Small upper airway in near-miss sudden infant death syndrome infants and their families

Lancet. 1986 Feb 22;1(8478):402-7. doi: 10.1016/s0140-6736(86)92369-x.


6 infants (index cases) from five different families had a near-miss sudden infant death syndrome event between 3 and 12 weeks of age and had polygraphically documented apnoeas during sleep. 4 of their siblings had died of SIDS. The index cases, their 4 living siblings, 10 parents, and 8 grandparents underwent respiratory studies during sleep. All the adults and 3 index cases had cephalometric X-rays. 2 index cases underwent volume computerised tomographic scans when awake and during sleep. Index cases had mixed and obstructive sleep apnoea. Several family members had obstructive sleep apnoea; cephalometric X-rays also showed small upper airways, particularly behind the base of the tongue. A small posterior airway at the level of the tongue may be a familial risk factor for apnoea of infancy.

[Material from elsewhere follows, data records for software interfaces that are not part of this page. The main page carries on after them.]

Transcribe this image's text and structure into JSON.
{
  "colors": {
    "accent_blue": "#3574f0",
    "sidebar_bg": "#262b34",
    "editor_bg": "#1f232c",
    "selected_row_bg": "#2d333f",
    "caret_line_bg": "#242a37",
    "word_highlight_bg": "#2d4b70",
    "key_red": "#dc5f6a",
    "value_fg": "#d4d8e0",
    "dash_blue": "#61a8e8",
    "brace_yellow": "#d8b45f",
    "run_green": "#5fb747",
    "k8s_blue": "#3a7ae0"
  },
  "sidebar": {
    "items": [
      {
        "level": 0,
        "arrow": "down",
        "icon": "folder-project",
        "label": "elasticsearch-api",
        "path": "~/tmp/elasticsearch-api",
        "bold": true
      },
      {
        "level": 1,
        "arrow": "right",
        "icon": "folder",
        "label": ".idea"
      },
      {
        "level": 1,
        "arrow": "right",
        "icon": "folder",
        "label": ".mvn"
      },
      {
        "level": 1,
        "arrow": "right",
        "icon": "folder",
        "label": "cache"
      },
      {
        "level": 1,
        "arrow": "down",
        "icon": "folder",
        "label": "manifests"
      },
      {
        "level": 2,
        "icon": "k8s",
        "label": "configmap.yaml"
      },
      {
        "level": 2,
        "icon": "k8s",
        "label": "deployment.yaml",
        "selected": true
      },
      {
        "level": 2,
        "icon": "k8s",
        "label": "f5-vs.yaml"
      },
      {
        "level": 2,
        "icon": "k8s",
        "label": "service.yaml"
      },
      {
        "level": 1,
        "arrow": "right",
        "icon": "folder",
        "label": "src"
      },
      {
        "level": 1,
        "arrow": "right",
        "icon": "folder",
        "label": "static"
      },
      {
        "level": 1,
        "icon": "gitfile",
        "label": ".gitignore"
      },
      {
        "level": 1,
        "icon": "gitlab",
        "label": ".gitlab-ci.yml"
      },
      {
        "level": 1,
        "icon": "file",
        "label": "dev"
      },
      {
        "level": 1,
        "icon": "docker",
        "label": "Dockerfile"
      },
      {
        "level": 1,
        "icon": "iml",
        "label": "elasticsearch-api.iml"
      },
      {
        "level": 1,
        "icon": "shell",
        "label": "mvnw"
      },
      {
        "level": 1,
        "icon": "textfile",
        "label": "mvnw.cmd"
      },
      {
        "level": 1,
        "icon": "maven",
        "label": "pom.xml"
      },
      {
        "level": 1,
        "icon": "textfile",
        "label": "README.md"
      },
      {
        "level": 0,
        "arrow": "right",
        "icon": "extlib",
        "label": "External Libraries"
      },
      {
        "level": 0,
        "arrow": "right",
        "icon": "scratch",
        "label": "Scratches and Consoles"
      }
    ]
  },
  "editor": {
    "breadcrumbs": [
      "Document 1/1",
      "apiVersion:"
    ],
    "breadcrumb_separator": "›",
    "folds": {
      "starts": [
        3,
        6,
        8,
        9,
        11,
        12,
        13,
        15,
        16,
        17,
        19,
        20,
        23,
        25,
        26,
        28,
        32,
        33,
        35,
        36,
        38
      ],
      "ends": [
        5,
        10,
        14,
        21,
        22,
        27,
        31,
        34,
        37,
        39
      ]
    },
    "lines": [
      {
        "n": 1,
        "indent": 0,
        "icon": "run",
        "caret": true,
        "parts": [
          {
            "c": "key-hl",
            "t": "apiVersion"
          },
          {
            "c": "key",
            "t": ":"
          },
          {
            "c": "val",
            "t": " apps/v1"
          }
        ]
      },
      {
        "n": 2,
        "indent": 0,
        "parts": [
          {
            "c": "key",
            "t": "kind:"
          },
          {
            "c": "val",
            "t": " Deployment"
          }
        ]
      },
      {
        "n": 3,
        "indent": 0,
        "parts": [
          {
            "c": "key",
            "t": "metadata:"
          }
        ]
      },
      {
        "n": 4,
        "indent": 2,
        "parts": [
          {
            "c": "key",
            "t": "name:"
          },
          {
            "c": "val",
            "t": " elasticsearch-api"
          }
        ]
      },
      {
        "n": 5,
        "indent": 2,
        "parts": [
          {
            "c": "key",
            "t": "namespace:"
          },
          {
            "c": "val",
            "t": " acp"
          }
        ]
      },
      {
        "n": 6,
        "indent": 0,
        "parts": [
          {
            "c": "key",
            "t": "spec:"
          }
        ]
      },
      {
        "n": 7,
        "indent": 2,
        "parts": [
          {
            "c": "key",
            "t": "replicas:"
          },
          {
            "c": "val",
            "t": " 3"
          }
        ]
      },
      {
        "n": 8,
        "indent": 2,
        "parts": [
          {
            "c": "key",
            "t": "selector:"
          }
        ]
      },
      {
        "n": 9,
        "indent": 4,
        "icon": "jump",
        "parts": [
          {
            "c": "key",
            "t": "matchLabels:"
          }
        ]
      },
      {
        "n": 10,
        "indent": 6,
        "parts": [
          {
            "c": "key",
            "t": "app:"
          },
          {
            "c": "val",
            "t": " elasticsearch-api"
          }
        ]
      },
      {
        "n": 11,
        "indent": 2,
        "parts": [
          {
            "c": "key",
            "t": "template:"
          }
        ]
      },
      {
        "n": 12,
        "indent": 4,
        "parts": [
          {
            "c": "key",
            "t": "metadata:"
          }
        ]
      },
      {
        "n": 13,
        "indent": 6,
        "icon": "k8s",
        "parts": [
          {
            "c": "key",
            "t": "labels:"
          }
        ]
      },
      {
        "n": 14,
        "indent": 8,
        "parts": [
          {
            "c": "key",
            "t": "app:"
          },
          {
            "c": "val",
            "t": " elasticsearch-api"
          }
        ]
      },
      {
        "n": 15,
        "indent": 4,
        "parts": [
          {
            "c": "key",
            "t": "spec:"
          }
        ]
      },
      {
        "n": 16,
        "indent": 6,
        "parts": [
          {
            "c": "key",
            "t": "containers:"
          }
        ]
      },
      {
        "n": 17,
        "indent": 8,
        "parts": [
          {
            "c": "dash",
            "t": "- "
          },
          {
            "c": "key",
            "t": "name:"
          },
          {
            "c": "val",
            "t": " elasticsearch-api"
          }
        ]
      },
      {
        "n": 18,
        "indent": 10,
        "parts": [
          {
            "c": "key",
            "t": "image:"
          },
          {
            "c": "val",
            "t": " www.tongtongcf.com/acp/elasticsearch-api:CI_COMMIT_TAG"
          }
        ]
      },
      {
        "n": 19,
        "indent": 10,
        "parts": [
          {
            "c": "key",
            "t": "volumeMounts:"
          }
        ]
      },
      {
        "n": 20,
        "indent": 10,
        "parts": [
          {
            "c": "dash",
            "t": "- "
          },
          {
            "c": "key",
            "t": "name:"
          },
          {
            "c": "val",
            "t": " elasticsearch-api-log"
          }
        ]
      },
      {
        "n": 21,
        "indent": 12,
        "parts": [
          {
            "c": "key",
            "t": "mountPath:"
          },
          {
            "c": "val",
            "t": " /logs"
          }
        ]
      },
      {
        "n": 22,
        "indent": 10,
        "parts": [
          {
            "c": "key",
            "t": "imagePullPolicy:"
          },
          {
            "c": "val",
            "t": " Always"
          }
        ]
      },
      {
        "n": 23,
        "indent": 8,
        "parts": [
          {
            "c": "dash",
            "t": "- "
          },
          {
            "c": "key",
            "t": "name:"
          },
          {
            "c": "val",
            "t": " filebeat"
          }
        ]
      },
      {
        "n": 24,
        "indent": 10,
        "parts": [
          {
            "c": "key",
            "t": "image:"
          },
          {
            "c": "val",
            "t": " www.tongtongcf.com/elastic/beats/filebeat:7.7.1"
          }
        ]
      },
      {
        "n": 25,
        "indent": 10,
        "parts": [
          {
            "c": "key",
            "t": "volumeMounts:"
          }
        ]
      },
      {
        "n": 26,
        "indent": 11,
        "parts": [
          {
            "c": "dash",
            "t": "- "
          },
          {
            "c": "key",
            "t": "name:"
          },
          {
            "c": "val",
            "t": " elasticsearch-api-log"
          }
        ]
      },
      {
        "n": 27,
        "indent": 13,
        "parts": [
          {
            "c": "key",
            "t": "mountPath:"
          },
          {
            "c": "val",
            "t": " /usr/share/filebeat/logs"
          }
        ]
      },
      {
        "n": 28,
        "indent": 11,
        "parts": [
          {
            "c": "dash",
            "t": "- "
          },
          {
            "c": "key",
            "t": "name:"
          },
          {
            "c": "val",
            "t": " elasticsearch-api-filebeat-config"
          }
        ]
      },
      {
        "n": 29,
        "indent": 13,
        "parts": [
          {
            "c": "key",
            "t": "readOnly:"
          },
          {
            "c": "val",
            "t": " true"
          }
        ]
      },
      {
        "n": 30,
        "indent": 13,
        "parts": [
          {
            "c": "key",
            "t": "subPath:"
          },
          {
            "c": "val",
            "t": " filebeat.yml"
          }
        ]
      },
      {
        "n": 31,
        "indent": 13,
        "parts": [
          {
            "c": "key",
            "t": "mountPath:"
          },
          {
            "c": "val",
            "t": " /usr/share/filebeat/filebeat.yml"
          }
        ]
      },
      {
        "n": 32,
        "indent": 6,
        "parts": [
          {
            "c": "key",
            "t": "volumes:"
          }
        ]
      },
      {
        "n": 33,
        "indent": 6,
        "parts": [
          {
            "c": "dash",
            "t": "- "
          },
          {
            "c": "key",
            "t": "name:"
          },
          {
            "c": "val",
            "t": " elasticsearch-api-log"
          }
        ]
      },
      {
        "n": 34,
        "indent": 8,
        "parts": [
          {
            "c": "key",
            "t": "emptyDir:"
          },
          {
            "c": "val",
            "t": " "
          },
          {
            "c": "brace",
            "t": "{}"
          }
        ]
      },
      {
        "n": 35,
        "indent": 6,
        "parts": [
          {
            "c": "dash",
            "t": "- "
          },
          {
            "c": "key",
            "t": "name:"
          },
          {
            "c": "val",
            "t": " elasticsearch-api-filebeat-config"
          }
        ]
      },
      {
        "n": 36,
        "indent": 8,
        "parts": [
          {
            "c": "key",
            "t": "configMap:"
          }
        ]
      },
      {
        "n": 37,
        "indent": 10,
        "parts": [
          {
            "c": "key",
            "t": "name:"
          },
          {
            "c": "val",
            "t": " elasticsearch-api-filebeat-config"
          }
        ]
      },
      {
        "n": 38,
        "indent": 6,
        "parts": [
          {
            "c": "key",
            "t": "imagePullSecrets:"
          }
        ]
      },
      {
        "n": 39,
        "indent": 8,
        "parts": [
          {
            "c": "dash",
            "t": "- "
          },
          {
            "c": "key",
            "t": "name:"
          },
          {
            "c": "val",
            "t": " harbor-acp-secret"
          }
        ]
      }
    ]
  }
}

Publication types

  • Research Support, Non-U.S. Gov't
  • Research Support, U.S. Gov't, P.H.S.

MeSH terms

  • Adult
  • Aged
  • Child
  • Child, Preschool
  • Female
  • Humans
  • Hyoid Bone / diagnostic imaging
  • Infant
  • Infant, Newborn
  • Male
  • Middle Aged
  • Monitoring, Physiologic
  • Pedigree
  • Pharynx / diagnostic imaging
  • Pharynx / pathology*
  • Sleep Apnea Syndromes / genetics
  • Sleep Apnea Syndromes / pathology*
  • Sleep Apnea Syndromes / physiopathology
  • Sleep, REM / physiology
  • Sudden Infant Death*
  • Tomography, X-Ray Computed